Eric Chahi: It is a tricky question because this kind of technology needs a lot of people to create content and exploit fully the specificity of today's hardware. Game creation, as with any kind of creation, is really dependent of the context. The feeling of Another World has emerged because I was working alone, there was an echo between the hero and the game creation. But in the context of a team it would have been different.
So just for that I would probably have designed another game rather than Another World. Also this game has been the result of an improvisation process, something impossible with today's expensive projects. As a pure indie game designer, maybe it would have been a mod using the Half-Life engine. Maybe I would be just an employee doing computer graphics in a huge company for the rest of my life.
Or maybe I would have created a game out of the system with 2D clever graphics taking advantage of the power of all that 3D stuff. Yeah I much more prefer that!
What prompted you to release the recent Anniversary Edition of Another World?
Eric Chahi: Another World always had a special place in my heart, but for many years I thought it was not in gamers' memories. With the internet I realized that this game was as important to some people as it is important for me. Even if this game is not the ideal I wanted to reach, it has been an important step in my creative evolution, I understood things and first of all it is a game that has been driven by an inner feeling.
The 15th Anniversary edition is in the continuation of the site that is explaining its genesis. I wanted to share this with all people that love this game as I love it with it flaws and qualities. It is also a way to say games are not only something disposable (like Kleenex) that only exists six months in the shop.
Have videogames in general developed, or moved forward in, the way you hoped back in the early 1990s?

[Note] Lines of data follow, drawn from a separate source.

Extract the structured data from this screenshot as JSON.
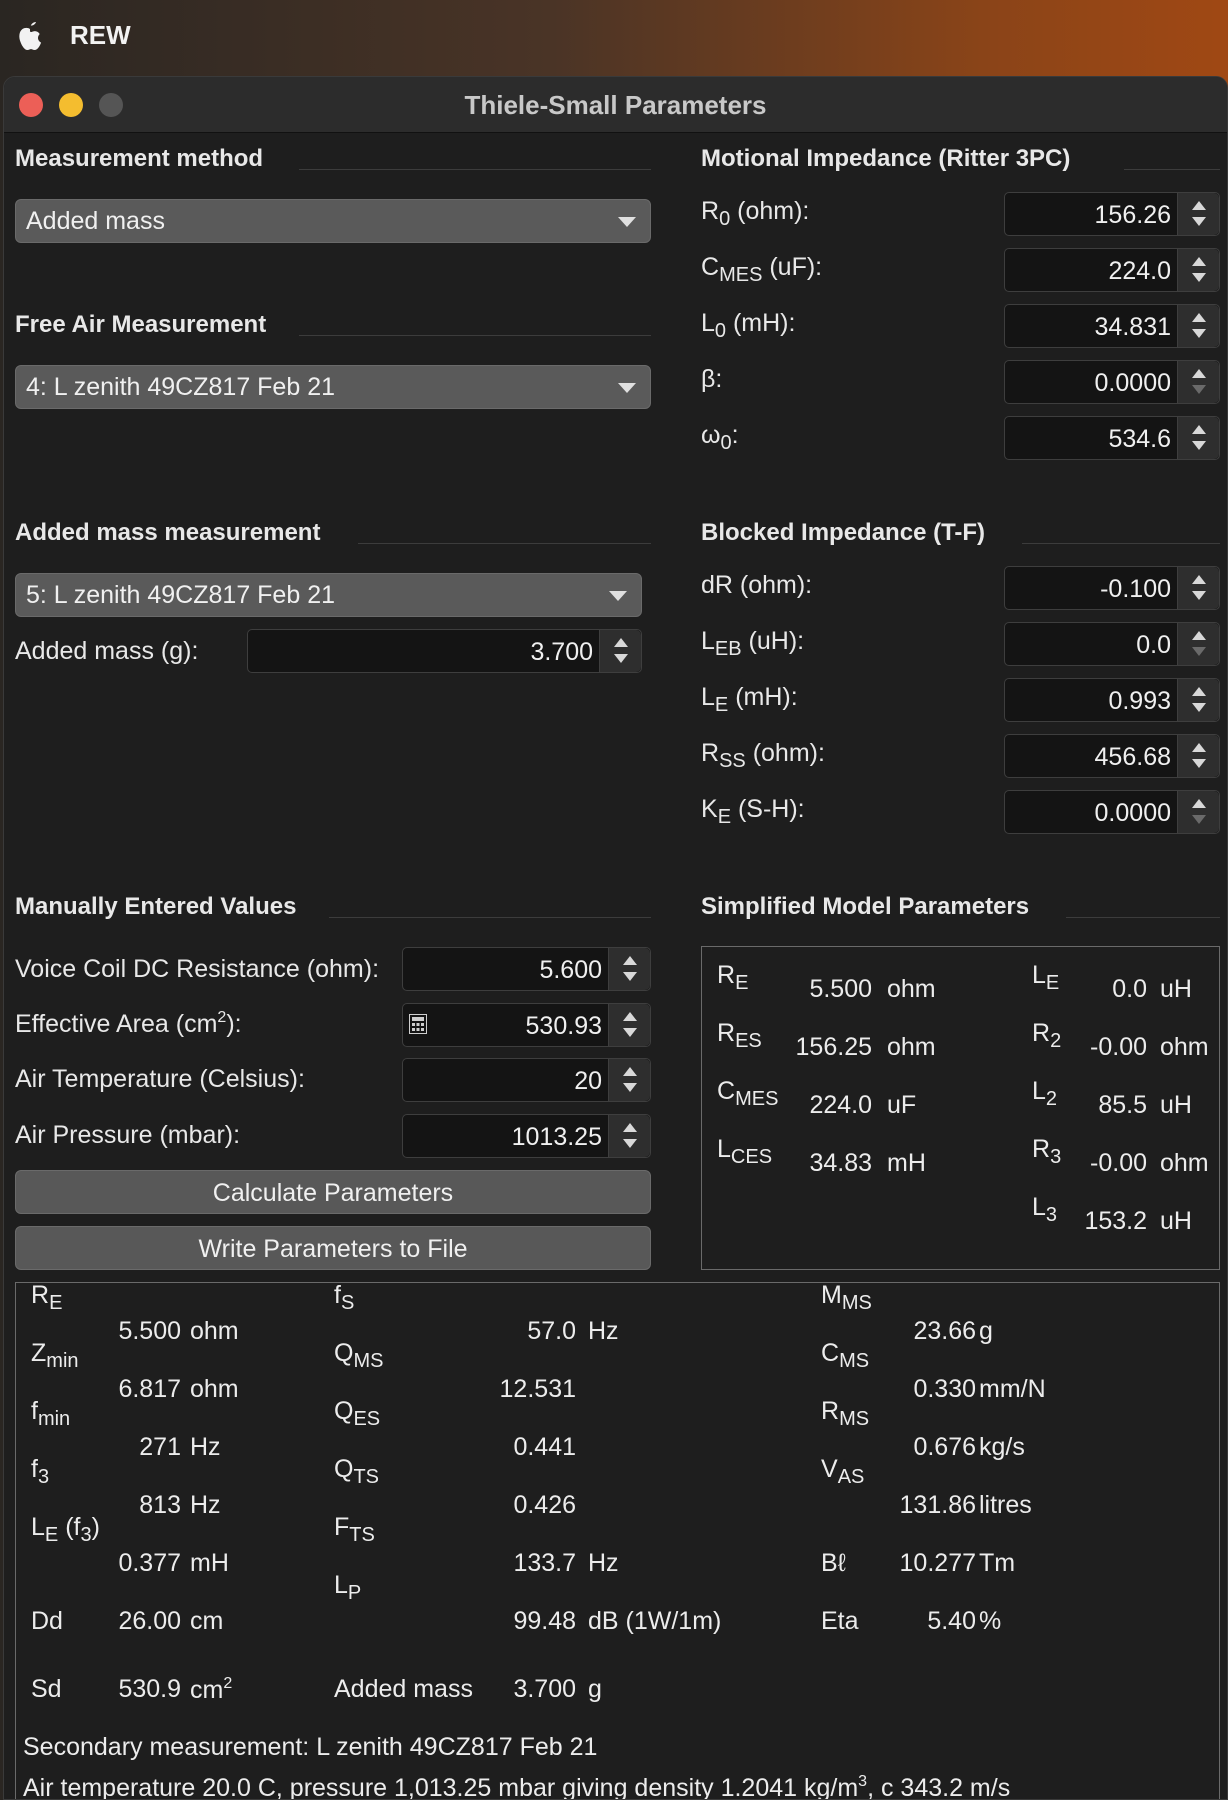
{
  "menubar": {
    "app_name": "REW"
  },
  "window": {
    "title": "Thiele-Small Parameters"
  },
  "left": {
    "measurement_method": {
      "title": "Measurement method",
      "selected": "Added mass"
    },
    "free_air": {
      "title": "Free Air Measurement",
      "selected": "4: L zenith 49CZ817 Feb 21"
    },
    "added_mass": {
      "title": "Added mass measurement",
      "selected": "5: L zenith 49CZ817 Feb 21",
      "mass_label": "Added mass (g):",
      "mass_value": "3.700"
    },
    "manual": {
      "title": "Manually Entered Values",
      "fields": [
        {
          "label": "Voice Coil DC Resistance (ohm):",
          "value": "5.600"
        },
        {
          "label_pre": "Effective Area (cm",
          "label_sup": "2",
          "label_post": "):",
          "value": "530.93"
        },
        {
          "label": "Air Temperature (Celsius):",
          "value": "20"
        },
        {
          "label": "Air Pressure (mbar):",
          "value": "1013.25"
        }
      ],
      "calculate_label": "Calculate Parameters",
      "write_label": "Write Parameters to File"
    }
  },
  "right": {
    "motional": {
      "title": "Motional Impedance (Ritter 3PC)",
      "fields": [
        {
          "main": "R",
          "sub": "0",
          "suffix": " (ohm):",
          "value": "156.26"
        },
        {
          "main": "C",
          "sub": "MES",
          "suffix": " (uF):",
          "value": "224.0"
        },
        {
          "main": "L",
          "sub": "0",
          "suffix": " (mH):",
          "value": "34.831"
        },
        {
          "main": "β",
          "sub": "",
          "suffix": ":",
          "value": "0.0000"
        },
        {
          "main": "ω",
          "sub": "0",
          "suffix": ":",
          "value": "534.6"
        }
      ]
    },
    "blocked": {
      "title": "Blocked Impedance (T-F)",
      "fields": [
        {
          "main": "dR (ohm):",
          "sub": "",
          "suffix": "",
          "value": "-0.100"
        },
        {
          "main": "L",
          "sub": "EB",
          "suffix": " (uH):",
          "value": "0.0"
        },
        {
          "main": "L",
          "sub": "E",
          "suffix": " (mH):",
          "value": "0.993"
        },
        {
          "main": "R",
          "sub": "SS",
          "suffix": " (ohm):",
          "value": "456.68"
        },
        {
          "main": "K",
          "sub": "E",
          "suffix": " (S-H):",
          "value": "0.0000"
        }
      ]
    },
    "simplified": {
      "title": "Simplified Model Parameters",
      "left_rows": [
        {
          "sym": "R",
          "sub": "E",
          "value": "5.500",
          "unit": "ohm"
        },
        {
          "sym": "R",
          "sub": "ES",
          "value": "156.25",
          "unit": "ohm"
        },
        {
          "sym": "C",
          "sub": "MES",
          "value": "224.0",
          "unit": "uF"
        },
        {
          "sym": "L",
          "sub": "CES",
          "value": "34.83",
          "unit": "mH"
        }
      ],
      "right_rows": [
        {
          "sym": "L",
          "sub": "E",
          "value": "0.0",
          "unit": "uH"
        },
        {
          "sym": "R",
          "sub": "2",
          "value": "-0.00",
          "unit": "ohm"
        },
        {
          "sym": "L",
          "sub": "2",
          "value": "85.5",
          "unit": "uH"
        },
        {
          "sym": "R",
          "sub": "3",
          "value": "-0.00",
          "unit": "ohm"
        },
        {
          "sym": "L",
          "sub": "3",
          "value": "153.2",
          "unit": "uH"
        }
      ]
    }
  },
  "results": {
    "col1": [
      {
        "sym": "R",
        "sub": "E",
        "extra": "",
        "value": "5.500",
        "unit": "ohm"
      },
      {
        "sym": "Z",
        "sub": "min",
        "extra": "",
        "value": "6.817",
        "unit": "ohm"
      },
      {
        "sym": "f",
        "sub": "min",
        "extra": "",
        "value": "271",
        "unit": "Hz"
      },
      {
        "sym": "f",
        "sub": "3",
        "extra": "",
        "value": "813",
        "unit": "Hz"
      },
      {
        "sym": "L",
        "sub": "E",
        "extra": " (f",
        "extra_sub": "3",
        "extra_post": ")",
        "value": "0.377",
        "unit": "mH"
      },
      {
        "sym": "Dd",
        "sub": "",
        "extra": "",
        "value": "26.00",
        "unit": "cm"
      },
      {
        "sym": "Sd",
        "sub": "",
        "extra": "",
        "value": "530.9",
        "unit": "cm",
        "unit_sup": "2"
      }
    ],
    "col2": [
      {
        "sym": "f",
        "sub": "S",
        "value": "57.0",
        "unit": "Hz"
      },
      {
        "sym": "Q",
        "sub": "MS",
        "value": "12.531",
        "unit": ""
      },
      {
        "sym": "Q",
        "sub": "ES",
        "value": "0.441",
        "unit": ""
      },
      {
        "sym": "Q",
        "sub": "TS",
        "value": "0.426",
        "unit": ""
      },
      {
        "sym": "F",
        "sub": "TS",
        "value": "133.7",
        "unit": "Hz"
      },
      {
        "sym": "L",
        "sub": "P",
        "value": "99.48",
        "unit": "dB (1W/1m)"
      },
      {
        "sym": "Added mass",
        "sub": "",
        "value": "3.700",
        "unit": "g"
      }
    ],
    "col3": [
      {
        "sym": "M",
        "sub": "MS",
        "value": "23.66",
        "unit": "g"
      },
      {
        "sym": "C",
        "sub": "MS",
        "value": "0.330",
        "unit": "mm/N"
      },
      {
        "sym": "R",
        "sub": "MS",
        "value": "0.676",
        "unit": "kg/s"
      },
      {
        "sym": "V",
        "sub": "AS",
        "value": "131.86",
        "unit": "litres"
      },
      {
        "sym": "Bℓ",
        "sub": "",
        "value": "10.277",
        "unit": "Tm"
      },
      {
        "sym": "Eta",
        "sub": "",
        "value": "5.40",
        "unit": "%"
      }
    ],
    "secondary": "Secondary measurement: L zenith 49CZ817 Feb 21",
    "air_pre": "Air temperature 20.0 C, pressure 1,013.25 mbar giving density 1.2041 kg/m",
    "air_sup": "3",
    "air_post": ", c 343.2 m/s"
  }
}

Eric Chahi: Not really. Like many I have been attracted by all the shiny stuff, name computer graphics. During 10 years gaming, evolution and creativity has been slowed down to a frozen point because projects were so costly, with publishers leading the dance, a dance directed by marketing, licence and sequel. Today it's like this more than ever, but for the last five years the new generation of game designers and old ones also, hum... is slowly rising with the help of the internet, a new window for independent game developers. Each year the voice of independents is stronger.

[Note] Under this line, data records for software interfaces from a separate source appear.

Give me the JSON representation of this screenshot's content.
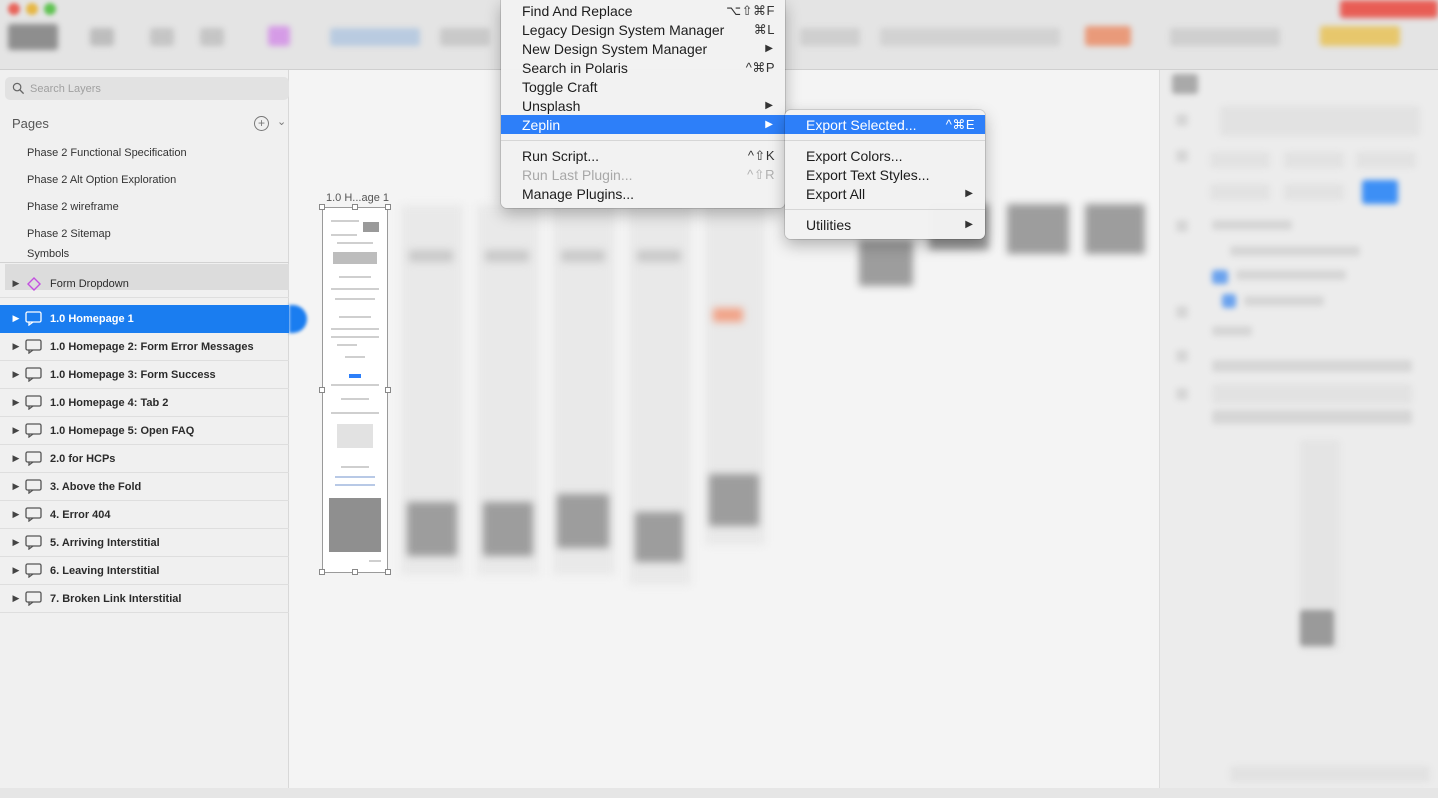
{
  "search": {
    "placeholder": "Search Layers"
  },
  "pages": {
    "title": "Pages",
    "items": [
      {
        "label": "Phase 2 Functional Specification"
      },
      {
        "label": "Phase 2 Alt Option Exploration"
      },
      {
        "label": "Phase 2 wireframe"
      },
      {
        "label": "Phase 2 Sitemap"
      },
      {
        "label": "Symbols"
      }
    ]
  },
  "layers": {
    "symbol_row": {
      "label": "Form Dropdown"
    },
    "artboards": [
      {
        "label": "1.0 Homepage 1"
      },
      {
        "label": "1.0 Homepage 2: Form Error Messages"
      },
      {
        "label": "1.0 Homepage 3: Form Success"
      },
      {
        "label": "1.0 Homepage 4: Tab 2"
      },
      {
        "label": "1.0 Homepage 5: Open FAQ"
      },
      {
        "label": "2.0 for HCPs"
      },
      {
        "label": "3. Above the Fold"
      },
      {
        "label": "4. Error 404"
      },
      {
        "label": "5. Arriving Interstitial"
      },
      {
        "label": "6. Leaving Interstitial"
      },
      {
        "label": "7. Broken Link Interstitial"
      }
    ]
  },
  "canvas": {
    "artboard_label": "1.0 H...age 1"
  },
  "plugins_menu": {
    "items": [
      {
        "label": "Find And Replace",
        "shortcut": "⌥⇧⌘F"
      },
      {
        "label": "Legacy Design System Manager",
        "shortcut": "⌘L"
      },
      {
        "label": "New Design System Manager",
        "arrow": "▶"
      },
      {
        "label": "Search in Polaris",
        "shortcut": "^⌘P"
      },
      {
        "label": "Toggle Craft"
      },
      {
        "label": "Unsplash",
        "arrow": "▶"
      },
      {
        "label": "Zeplin",
        "arrow": "▶"
      },
      {
        "label": "Run Script...",
        "shortcut": "^⇧K"
      },
      {
        "label": "Run Last Plugin...",
        "shortcut": "^⇧R"
      },
      {
        "label": "Manage Plugins..."
      }
    ]
  },
  "zeplin_menu": {
    "items": [
      {
        "label": "Export Selected...",
        "shortcut": "^⌘E"
      },
      {
        "label": "Export Colors..."
      },
      {
        "label": "Export Text Styles..."
      },
      {
        "label": "Export All",
        "arrow": "▶"
      },
      {
        "label": "Utilities",
        "arrow": "▶"
      }
    ]
  },
  "colors": {
    "selection": "#1a7df0",
    "menu_highlight": "#2d7ff9",
    "symbol_icon": "#c34fe0"
  }
}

What would you say is your favourite thing to occur in the world of videogames in the last 15 years or so?
Eric Chahi: The internet, because it allows developers to communicate between themselves and it connects players. Because it is a way of distribution, increasing the commercial lifetime of game. Because it allows small developers freedom of creation, and to self-publish their game without being spoiled by marketing rules or editorial pressure.

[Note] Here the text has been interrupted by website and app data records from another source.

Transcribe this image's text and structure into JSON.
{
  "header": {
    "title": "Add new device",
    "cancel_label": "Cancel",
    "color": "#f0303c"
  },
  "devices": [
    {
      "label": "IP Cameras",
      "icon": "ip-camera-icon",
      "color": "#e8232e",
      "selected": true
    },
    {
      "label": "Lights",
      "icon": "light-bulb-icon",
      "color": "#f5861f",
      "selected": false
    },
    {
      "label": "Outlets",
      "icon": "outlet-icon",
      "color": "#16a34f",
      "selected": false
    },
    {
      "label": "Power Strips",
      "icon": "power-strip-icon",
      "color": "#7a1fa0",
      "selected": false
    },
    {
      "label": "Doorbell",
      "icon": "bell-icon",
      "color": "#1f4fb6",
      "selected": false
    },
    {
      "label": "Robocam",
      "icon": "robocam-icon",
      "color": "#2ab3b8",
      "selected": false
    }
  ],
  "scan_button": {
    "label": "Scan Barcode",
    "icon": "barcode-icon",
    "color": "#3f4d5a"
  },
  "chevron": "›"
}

In the continuation of this, consoles are now for the first time open to independent game developers. That is a very cool thing. How would we have heard and played Façade without the internet, or Bridge Builder or Darwinia? It seems I get obsessed by indies... But it has been the root of many things in the industry.
On the flip-side of that coin, what's your least favourite thing?
Eric Chahi: On the other hand the internet is so saturated by useless information. I mean over-information. It is sometimes so redundant and repetitive that a lot of energy is lost just finding good information in this swamped sea of data. Well, it is not truly about gaming, but it is the flip-side of the internet...
In your opinion, will innovation in videogames now be 100 percent hardware-led, or do you still believe there are innovations to be made at the game design level?
Eric Chahi: Innovation is always possible even without new hardware. Just freeze hardware evolution for ten years, and we will be forced to find new concepts. Often constrain forces imagination.
Who in the games development industry comes closest to sharing your vision for videogames?
Eric Chahi: Keita Takahashi [creator of Katamari Damacy - Ed] because he is an artist that is not game self-centered. I mean, he is not only interested by games, his inspiration does not come only from game culture but from anywhere. He has a true vision, he doesn't care about marketing.
You recently revealed you're conducting preliminary work on a strategy game. What's influencing the design of that title?
Eric Chahi: I can't tell you anything, the clues would be too high, because it is very conceptual. But mainly donuts, universe, spice and teleportation!!
When can we expect to hear more on that game?
Eric Chahi: It is really too soon to talk about it. I will talk about it when it will be in production, ideally not sooner than a year before it will be released. I remember how negative it has been to announce Heart of Darkness very early. Add to this I don't have a publisher yet. So, it would not be reasonable to talk even if I'm very excited about all these ideas.